• _App and web page records_:
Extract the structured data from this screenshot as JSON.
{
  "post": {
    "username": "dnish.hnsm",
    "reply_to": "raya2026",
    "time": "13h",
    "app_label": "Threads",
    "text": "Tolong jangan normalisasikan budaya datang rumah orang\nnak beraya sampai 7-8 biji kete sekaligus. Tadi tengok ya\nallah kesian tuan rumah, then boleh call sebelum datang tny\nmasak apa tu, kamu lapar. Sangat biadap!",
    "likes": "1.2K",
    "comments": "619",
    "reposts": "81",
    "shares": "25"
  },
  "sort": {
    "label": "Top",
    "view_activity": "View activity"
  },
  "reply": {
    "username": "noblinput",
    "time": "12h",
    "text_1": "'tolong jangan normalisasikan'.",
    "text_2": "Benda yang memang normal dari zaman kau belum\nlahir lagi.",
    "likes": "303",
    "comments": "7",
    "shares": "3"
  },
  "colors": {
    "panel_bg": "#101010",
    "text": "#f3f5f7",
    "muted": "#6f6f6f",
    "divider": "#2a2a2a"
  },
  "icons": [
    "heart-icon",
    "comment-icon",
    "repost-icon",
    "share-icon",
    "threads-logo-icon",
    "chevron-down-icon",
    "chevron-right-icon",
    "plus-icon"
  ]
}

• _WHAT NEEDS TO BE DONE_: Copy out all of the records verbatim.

• _SOLUTION TO THIS PROBLEM_:
Extract the structured data from this screenshot as JSON.
{
  "post": {
    "username": "dnish.hnsm",
    "reply_to": "raya2026",
    "time": "13h",
    "app_label": "Threads",
    "text": "Tolong jangan normalisasikan budaya datang rumah orang\nnak beraya sampai 7-8 biji kete sekaligus. Tadi tengok ya\nallah kesian tuan rumah, then boleh call sebelum datang tny\nmasak apa tu, kamu lapar. Sangat biadap!",
    "likes": "1.2K",
    "comments": "619",
    "reposts": "81",
    "shares": "25"
  },
  "sort": {
    "label": "Top",
    "view_activity": "View activity"
  },
  "reply": {
    "username": "noblinput",
    "time": "12h",
    "text_1": "'tolong jangan normalisasikan'.",
    "text_2": "Benda yang memang normal dari zaman kau belum\nlahir lagi.",
    "likes": "303",
    "comments": "7",
    "shares": "3"
  },
  "colors": {
    "panel_bg": "#101010",
    "text": "#f3f5f7",
    "muted": "#6f6f6f",
    "divider": "#2a2a2a"
  },
  "icons": [
    "heart-icon",
    "comment-icon",
    "repost-icon",
    "share-icon",
    "threads-logo-icon",
    "chevron-down-icon",
    "chevron-right-icon",
    "plus-icon"
  ]
}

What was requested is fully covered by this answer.